(TASK STATEMENT):
Every entry that follows should be output again, word for word.

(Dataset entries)
--

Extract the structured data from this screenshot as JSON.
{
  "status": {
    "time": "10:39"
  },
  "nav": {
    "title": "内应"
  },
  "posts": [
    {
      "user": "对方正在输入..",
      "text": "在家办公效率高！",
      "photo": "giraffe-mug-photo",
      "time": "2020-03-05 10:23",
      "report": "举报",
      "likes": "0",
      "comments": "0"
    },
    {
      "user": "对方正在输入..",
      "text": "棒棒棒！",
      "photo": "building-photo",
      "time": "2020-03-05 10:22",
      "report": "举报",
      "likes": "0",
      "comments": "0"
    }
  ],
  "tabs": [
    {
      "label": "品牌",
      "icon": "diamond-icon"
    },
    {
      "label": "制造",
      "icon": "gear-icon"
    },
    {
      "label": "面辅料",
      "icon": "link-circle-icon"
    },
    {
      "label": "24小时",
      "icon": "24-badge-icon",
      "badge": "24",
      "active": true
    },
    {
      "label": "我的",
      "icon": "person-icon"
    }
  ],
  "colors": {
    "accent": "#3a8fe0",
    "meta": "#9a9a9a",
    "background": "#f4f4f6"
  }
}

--

(EXERCISE ANSWER):
Extract the structured data from this screenshot as JSON.
{
  "status": {
    "time": "10:39"
  },
  "nav": {
    "title": "内应"
  },
  "posts": [
    {
      "user": "对方正在输入..",
      "text": "在家办公效率高！",
      "photo": "giraffe-mug-photo",
      "time": "2020-03-05 10:23",
      "report": "举报",
      "likes": "0",
      "comments": "0"
    },
    {
      "user": "对方正在输入..",
      "text": "棒棒棒！",
      "photo": "building-photo",
      "time": "2020-03-05 10:22",
      "report": "举报",
      "likes": "0",
      "comments": "0"
    }
  ],
  "tabs": [
    {
      "label": "品牌",
      "icon": "diamond-icon"
    },
    {
      "label": "制造",
      "icon": "gear-icon"
    },
    {
      "label": "面辅料",
      "icon": "link-circle-icon"
    },
    {
      "label": "24小时",
      "icon": "24-badge-icon",
      "badge": "24",
      "active": true
    },
    {
      "label": "我的",
      "icon": "person-icon"
    }
  ],
  "colors": {
    "accent": "#3a8fe0",
    "meta": "#9a9a9a",
    "background": "#f4f4f6"
  }
}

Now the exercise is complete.